‘ROCKABILLY RIOT: ALL ORIGINAL’
Above: Album cover art for ROCKABILLY RIOT: ALL ORIGINAL
Congratulations on the new album, there is something gloriously uncomplicated about Rockabilly. . .it’s both badass and uplifting. How do you describe Rockabilly?
BRIAN SETZER: Rockabilly music should be up there in regards with blues music. It should be playing in arenas. And, I think, it’s better than the blues because it has a style to it, it has accomplished musicians playing it and it’s totally American. So I think it’s very underrated music that should be more in the forefront of our culture.
Can you talk about the joy you had creating this specific Rockabilly album?
SETZER: You know, when my guitar and my amp and my echo unit are playing perfectly and in tune the way they do there’s no reason to turn it off. I was on the road for two months. I had given the songs I’d written to all the band members and we hadn’t arranged them. So this record was different where we didn’t have to sit down and labor over arrangements, everything was learned, and my guitar sound sounded so good I just made the record. We didn’t need to change guitars, amps, microphones, we just cut a rockabilly record there’s no overdubs there’s no splicing there’s no auto tuning, what you hear is what you get, it’s pretty much us making live music.
Tell us about the chemistry in the studio between you, producer Peter Collins and the Rockabilly musicians who joined you on the album?

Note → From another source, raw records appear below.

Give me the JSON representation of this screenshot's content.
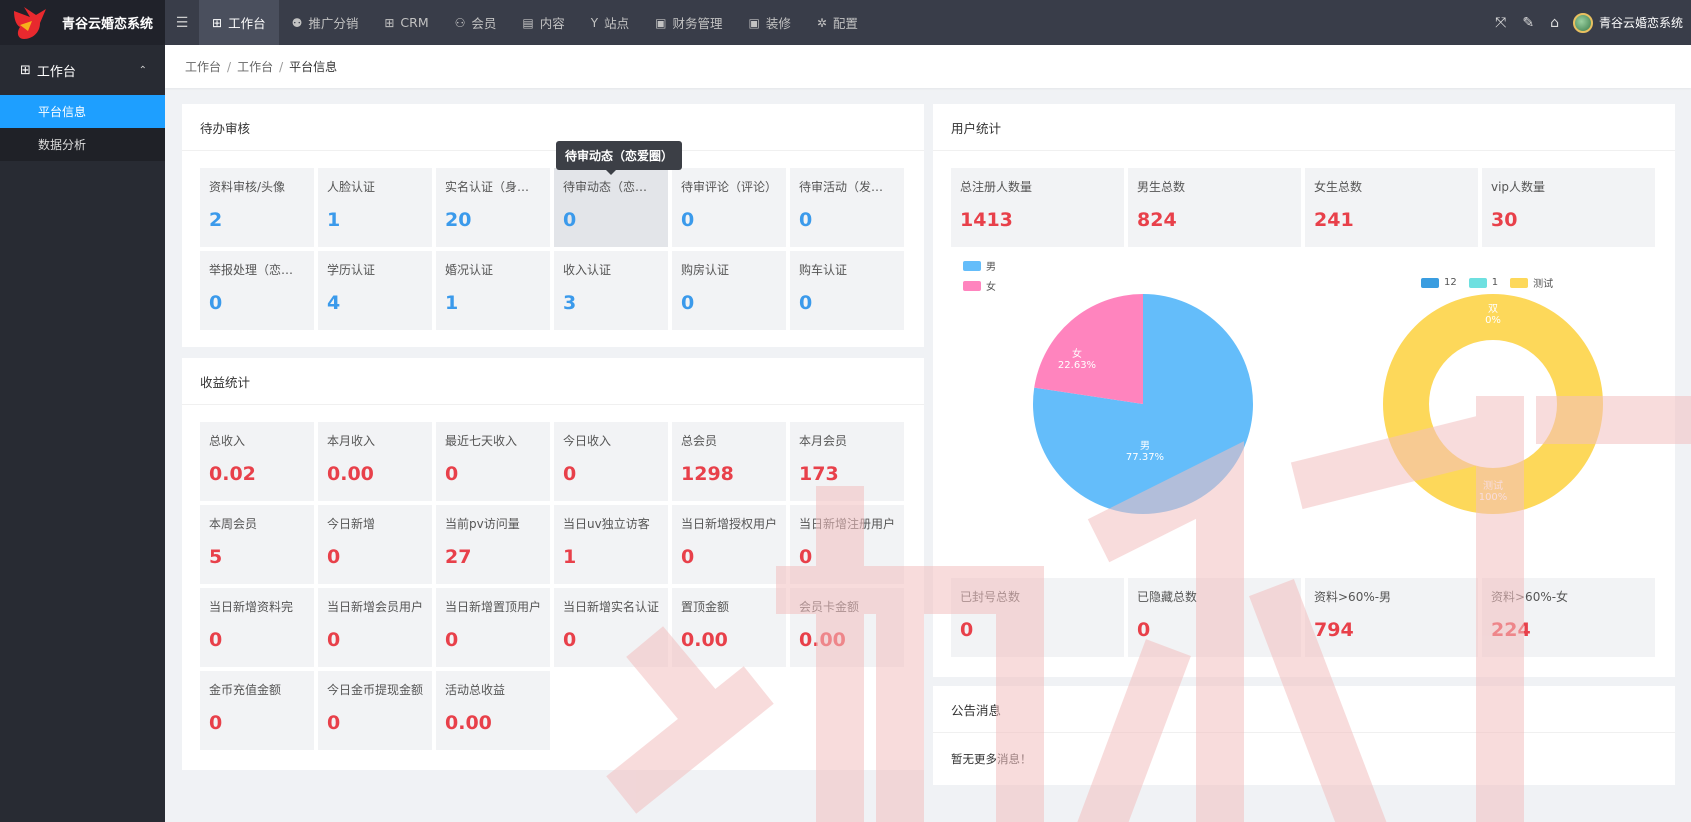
{
  "app": {
    "name": "青谷云婚恋系统"
  },
  "nav": {
    "items": [
      {
        "icon": "grid-icon",
        "glyph": "⊞",
        "label": "工作台",
        "active": true
      },
      {
        "icon": "user-share-icon",
        "glyph": "⚉",
        "label": "推广分销",
        "active": false
      },
      {
        "icon": "grid-icon",
        "glyph": "⊞",
        "label": "CRM",
        "active": false
      },
      {
        "icon": "users-icon",
        "glyph": "⚇",
        "label": "会员",
        "active": false
      },
      {
        "icon": "document-icon",
        "glyph": "▤",
        "label": "内容",
        "active": false
      },
      {
        "icon": "fork-icon",
        "glyph": "Y",
        "label": "站点",
        "active": false
      },
      {
        "icon": "finance-icon",
        "glyph": "▣",
        "label": "财务管理",
        "active": false
      },
      {
        "icon": "decor-icon",
        "glyph": "▣",
        "label": "装修",
        "active": false
      },
      {
        "icon": "gear-icon",
        "glyph": "✲",
        "label": "配置",
        "active": false
      }
    ],
    "user_name": "青谷云婚恋系统"
  },
  "sidebar": {
    "group_label": "工作台",
    "items": [
      {
        "label": "平台信息",
        "active": true
      },
      {
        "label": "数据分析",
        "active": false
      }
    ]
  },
  "breadcrumb": [
    "工作台",
    "工作台",
    "平台信息"
  ],
  "pending": {
    "title": "待办审核",
    "tooltip": "待审动态（恋爱圈）",
    "cells": [
      {
        "label": "资料审核/头像",
        "value": "2"
      },
      {
        "label": "人脸认证",
        "value": "1"
      },
      {
        "label": "实名认证（身份证...",
        "value": "20"
      },
      {
        "label": "待审动态（恋爱圈...",
        "value": "0"
      },
      {
        "label": "待审评论（评论）",
        "value": "0"
      },
      {
        "label": "待审活动（发布的...",
        "value": "0"
      },
      {
        "label": "举报处理（恋爱圈...",
        "value": "0"
      },
      {
        "label": "学历认证",
        "value": "4"
      },
      {
        "label": "婚况认证",
        "value": "1"
      },
      {
        "label": "收入认证",
        "value": "3"
      },
      {
        "label": "购房认证",
        "value": "0"
      },
      {
        "label": "购车认证",
        "value": "0"
      }
    ]
  },
  "income": {
    "title": "收益统计",
    "cells": [
      {
        "label": "总收入",
        "value": "0.02"
      },
      {
        "label": "本月收入",
        "value": "0.00"
      },
      {
        "label": "最近七天收入",
        "value": "0"
      },
      {
        "label": "今日收入",
        "value": "0"
      },
      {
        "label": "总会员",
        "value": "1298"
      },
      {
        "label": "本月会员",
        "value": "173"
      },
      {
        "label": "本周会员",
        "value": "5"
      },
      {
        "label": "今日新增",
        "value": "0"
      },
      {
        "label": "当前pv访问量",
        "value": "27"
      },
      {
        "label": "当日uv独立访客",
        "value": "1"
      },
      {
        "label": "当日新增授权用户",
        "value": "0"
      },
      {
        "label": "当日新增注册用户",
        "value": "0"
      },
      {
        "label": "当日新增资料完",
        "value": "0"
      },
      {
        "label": "当日新增会员用户",
        "value": "0"
      },
      {
        "label": "当日新增置顶用户",
        "value": "0"
      },
      {
        "label": "当日新增实名认证",
        "value": "0"
      },
      {
        "label": "置顶金额",
        "value": "0.00"
      },
      {
        "label": "会员卡金额",
        "value": "0.00"
      },
      {
        "label": "金币充值金额",
        "value": "0"
      },
      {
        "label": "今日金币提现金额",
        "value": "0"
      },
      {
        "label": "活动总收益",
        "value": "0.00"
      }
    ]
  },
  "user_stats": {
    "title": "用户统计",
    "top": [
      {
        "label": "总注册人数量",
        "value": "1413"
      },
      {
        "label": "男生总数",
        "value": "824"
      },
      {
        "label": "女生总数",
        "value": "241"
      },
      {
        "label": "vip人数量",
        "value": "30"
      }
    ],
    "bottom": [
      {
        "label": "已封号总数",
        "value": "0"
      },
      {
        "label": "已隐藏总数",
        "value": "0"
      },
      {
        "label": "资料>60%-男",
        "value": "794"
      },
      {
        "label": "资料>60%-女",
        "value": "224"
      }
    ]
  },
  "notice": {
    "title": "公告消息",
    "text": "暂无更多消息！"
  },
  "chart_data": [
    {
      "type": "pie",
      "legend_position": "top-left",
      "slices": [
        {
          "name": "男",
          "percent": 77.37,
          "color": "#64bdfa"
        },
        {
          "name": "女",
          "percent": 22.63,
          "color": "#ff84be"
        }
      ],
      "labels": [
        {
          "name": "男",
          "text": "77.37%"
        },
        {
          "name": "女",
          "text": "22.63%"
        }
      ]
    },
    {
      "type": "pie",
      "variant": "donut",
      "legend_position": "top-center",
      "legend": [
        {
          "name": "12",
          "color": "#3a9de0"
        },
        {
          "name": "1",
          "color": "#6ee0e0"
        },
        {
          "name": "测试",
          "color": "#fdd85a"
        }
      ],
      "slices": [
        {
          "name": "测试",
          "percent": 100,
          "color": "#fdd85a"
        }
      ],
      "labels": [
        {
          "name": "双",
          "text": "0%"
        },
        {
          "name": "测试",
          "text": "100%"
        }
      ]
    }
  ],
  "colors": {
    "header_bg": "#393d49",
    "sidebar_bg": "#282b33",
    "accent": "#1e9fff",
    "value_blue": "#3b9aeb",
    "value_red": "#e8404a"
  }
}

SETZER: I think the only way you can make a better rockabilly record is if you get Elvis to sing…because Mark Winchester Kevin McKendree and Noah Levy are the best in their craft. Nobody plays a better slap bass than Mark. Kevin McKendree calls himself a “rockabilly piano player,” I’ve never heard anybody say that. And Noah just has a very swampy groovy feel, which makes the whole thing sound kinda loose. Peter Collins…it’s funny how English people seem to have a more sensibility about what rockabilly music is, even though it was invented in the South…they seem to know what it should sound like. Peter Collins is experienced and an accomplished producer, he’s done a lot of records, but he loves rockabilly music and he knows what it should sound like.
What do you feel ultimately separates this album from your previous ones?

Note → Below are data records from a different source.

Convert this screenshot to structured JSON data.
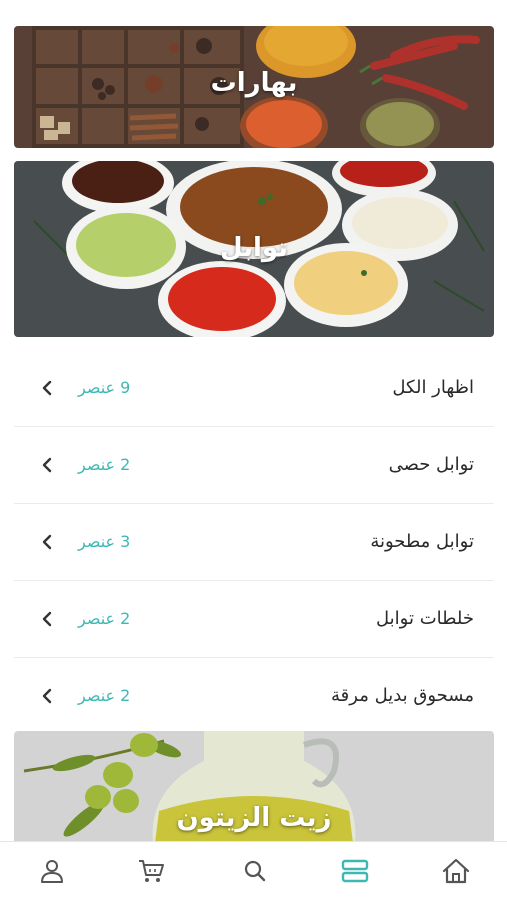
{
  "banners": {
    "spices_title": "بهارات",
    "seasonings_title": "توابل",
    "olive_oil_title": "زيت الزيتون"
  },
  "subcategories": [
    {
      "label": "اظهار الكل",
      "count": "9 عنصر"
    },
    {
      "label": "توابل حصى",
      "count": "2 عنصر"
    },
    {
      "label": "توابل مطحونة",
      "count": "3 عنصر"
    },
    {
      "label": "خلطات توابل",
      "count": "2 عنصر"
    },
    {
      "label": "مسحوق بديل مرقة",
      "count": "2 عنصر"
    }
  ],
  "navbar": {
    "items": [
      "profile-icon",
      "cart-icon",
      "search-icon",
      "categories-icon",
      "home-icon"
    ],
    "active": "categories-icon"
  },
  "colors": {
    "accent": "#3fb8b3",
    "label": "#2a2a2a",
    "icon": "#555555"
  }
}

SETZER: Boy, I’ve made a lot of records. I think this album is pretty similar to two albums I’ve cut in the past. It sounds to me a little be like “Ignition: Part 2” and also like the first Stray Cats record. It’s rockabilly songs. It’s not just blues songs in the rockabilly style. People like to call it “neo-billy” I suppose which is some invented word that somebody came up with, but if that’s the word they want to use, I’d like to go with that because it sounds to me like it’s very modern and fresh sounding rockabilly.
“Let’s Shake” is a burning up-tempo tune…a perfect setup for the rest of the album and a terrific single. Can you talk about this song’s special mojo?

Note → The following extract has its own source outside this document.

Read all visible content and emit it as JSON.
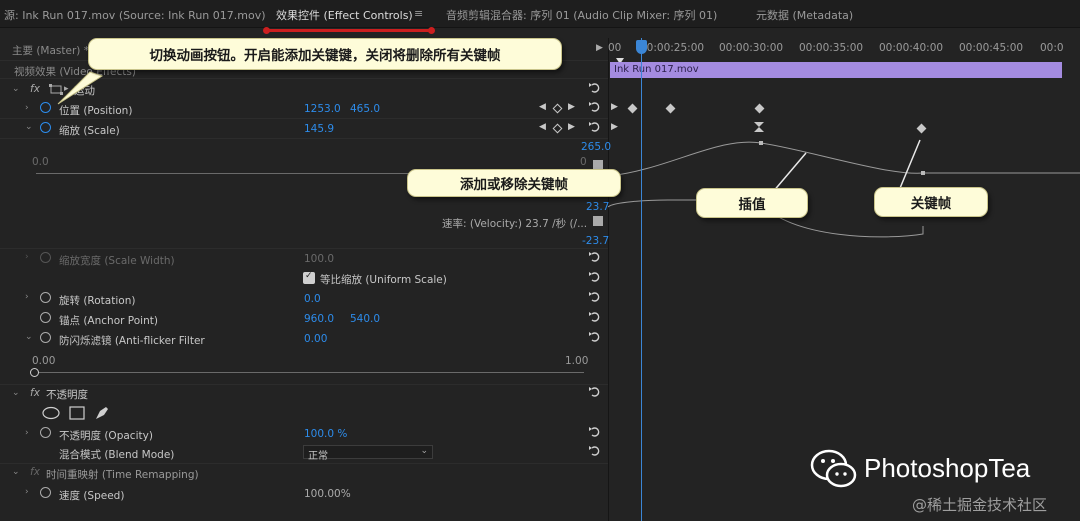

SETZER: Yeah, “Let’s Shake,” how come no one has thought of that title yet? We’ve been making rock ‘n roll now for 60 years and no one has come up with “Let’s Shake”? And I came up with it and I went “wow…Let’s Shake!” You know, oh god, it’s just so simple it’s magic. It’s got a really great guitar solo in it, just rock ‘n roll sounding…it’s not really “billy” sounding it’s more rock and roll. And, you know, there’s a difference. The rockabilly has a more of a slap back hillbilly sound and the rock and roll is more tough. Oh god, it’s got that great, I think it’s from 1928 piano it’s a Steinway. Again, it’s the simplest songs that are the hardest to write.
Another highlight of the album is “Vinyl Records.” Speaking of which, what are your three favorite vinyl records you own or once owned?
SETZER: Gene Vincent – Blue Jean Bop, Eddie Cochran – Greatest Hits and Elvis Presley – The Sun Sessions.
3-time Grammy-award-winner, Brian Setzer is a “Musician’s Musician” credited with continually taking chances with innovative and daring musical styles, while single-handedly resurrecting two forgotten genres of music (rockabilly in the ‘80’s and swing in the ’90’s). Along the way he has scored chart-topping hits throughout his decorated career as founder/leader of the Stray Cats, his 18-piece Brian Setzer Orchestra, and as a solo artist. He is consistently cited as one of the world’s greatest living guitarists, and has a best-selling, extensive line of elite Gretsch signature model guitars bearing his name. Brian made a cameo in the 1987 film, La Bamba (the biographical film written following the life and career of Chicano rock ‘n’ roll star Ritchie Valens), portraying rockabilly pioneer Eddie Cochran. In 2002, Brian earned the distinct honor of being one of the few musicians to be animated in an episode of “The Simpsons,” an episode which also featured rock ‘n’ roll legends Mick Jagger and Keith Richards.